[Data records for software interfaces]
++++++

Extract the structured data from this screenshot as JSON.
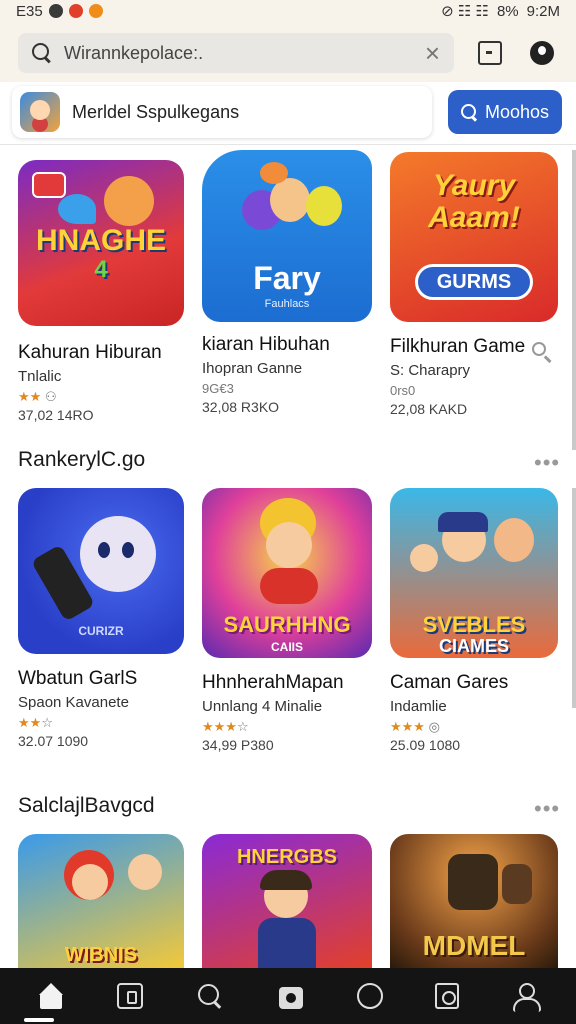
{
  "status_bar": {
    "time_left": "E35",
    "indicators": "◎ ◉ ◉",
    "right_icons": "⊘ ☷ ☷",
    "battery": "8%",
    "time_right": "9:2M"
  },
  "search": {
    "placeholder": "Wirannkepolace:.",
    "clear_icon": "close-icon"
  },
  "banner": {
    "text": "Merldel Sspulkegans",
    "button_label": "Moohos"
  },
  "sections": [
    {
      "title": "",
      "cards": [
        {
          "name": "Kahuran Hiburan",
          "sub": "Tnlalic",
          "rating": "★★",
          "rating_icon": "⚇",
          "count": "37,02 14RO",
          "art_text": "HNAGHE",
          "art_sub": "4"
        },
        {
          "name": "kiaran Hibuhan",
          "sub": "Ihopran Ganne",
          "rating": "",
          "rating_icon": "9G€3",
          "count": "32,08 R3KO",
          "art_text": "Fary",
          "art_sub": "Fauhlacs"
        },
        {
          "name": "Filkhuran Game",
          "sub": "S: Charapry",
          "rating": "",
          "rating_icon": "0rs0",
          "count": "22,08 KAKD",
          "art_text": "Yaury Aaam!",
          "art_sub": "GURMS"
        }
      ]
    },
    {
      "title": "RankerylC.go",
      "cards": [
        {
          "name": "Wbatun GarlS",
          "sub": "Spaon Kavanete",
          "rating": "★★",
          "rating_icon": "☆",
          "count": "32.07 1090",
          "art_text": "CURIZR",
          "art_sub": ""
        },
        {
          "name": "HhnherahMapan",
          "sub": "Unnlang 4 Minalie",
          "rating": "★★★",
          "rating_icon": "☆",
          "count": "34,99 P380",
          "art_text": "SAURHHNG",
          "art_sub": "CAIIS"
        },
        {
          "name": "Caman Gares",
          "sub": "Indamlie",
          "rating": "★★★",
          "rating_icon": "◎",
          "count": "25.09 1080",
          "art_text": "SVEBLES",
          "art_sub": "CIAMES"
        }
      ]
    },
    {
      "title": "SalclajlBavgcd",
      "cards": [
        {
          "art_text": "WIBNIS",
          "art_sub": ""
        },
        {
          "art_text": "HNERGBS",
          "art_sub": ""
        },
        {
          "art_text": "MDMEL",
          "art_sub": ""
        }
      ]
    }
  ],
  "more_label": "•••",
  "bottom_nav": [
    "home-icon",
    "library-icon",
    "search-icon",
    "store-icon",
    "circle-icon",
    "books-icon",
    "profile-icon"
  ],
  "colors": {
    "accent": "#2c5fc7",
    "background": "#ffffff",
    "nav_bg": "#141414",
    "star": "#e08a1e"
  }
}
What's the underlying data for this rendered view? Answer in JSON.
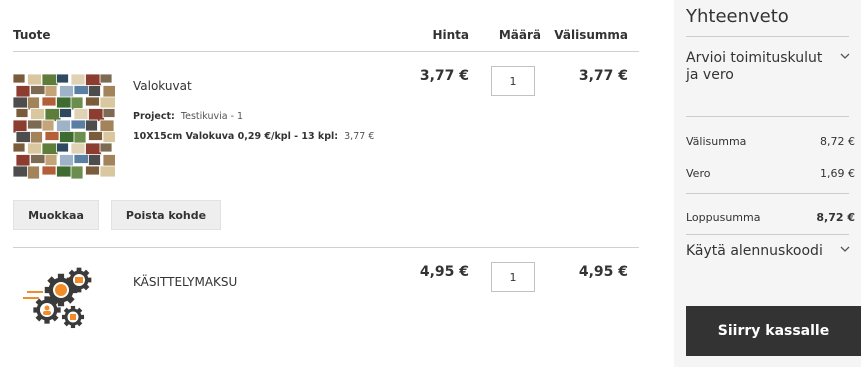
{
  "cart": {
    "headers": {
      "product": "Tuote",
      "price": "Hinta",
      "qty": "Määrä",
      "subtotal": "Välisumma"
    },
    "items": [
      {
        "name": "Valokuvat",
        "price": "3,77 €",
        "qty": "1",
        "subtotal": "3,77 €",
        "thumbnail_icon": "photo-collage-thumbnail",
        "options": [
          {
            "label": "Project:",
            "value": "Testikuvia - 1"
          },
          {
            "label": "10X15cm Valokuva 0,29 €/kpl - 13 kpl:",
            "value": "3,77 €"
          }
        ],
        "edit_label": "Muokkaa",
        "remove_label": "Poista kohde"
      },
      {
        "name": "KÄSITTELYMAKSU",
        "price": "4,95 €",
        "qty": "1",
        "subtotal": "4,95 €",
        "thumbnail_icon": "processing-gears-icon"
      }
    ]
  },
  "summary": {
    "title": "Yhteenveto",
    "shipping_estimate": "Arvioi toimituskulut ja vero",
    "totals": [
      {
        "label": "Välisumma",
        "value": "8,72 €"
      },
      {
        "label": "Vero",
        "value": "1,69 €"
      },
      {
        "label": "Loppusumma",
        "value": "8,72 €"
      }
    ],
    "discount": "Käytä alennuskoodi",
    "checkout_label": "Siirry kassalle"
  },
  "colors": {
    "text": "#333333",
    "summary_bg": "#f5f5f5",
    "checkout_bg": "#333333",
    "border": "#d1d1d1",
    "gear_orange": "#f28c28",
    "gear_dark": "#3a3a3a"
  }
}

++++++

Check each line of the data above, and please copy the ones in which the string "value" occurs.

## RESPONSE AREA
            "value": "Testikuvia - 1"
            "value": "3,77 €"
        "value": "8,72 €"
        "value": "1,69 €"
        "value": "8,72 €"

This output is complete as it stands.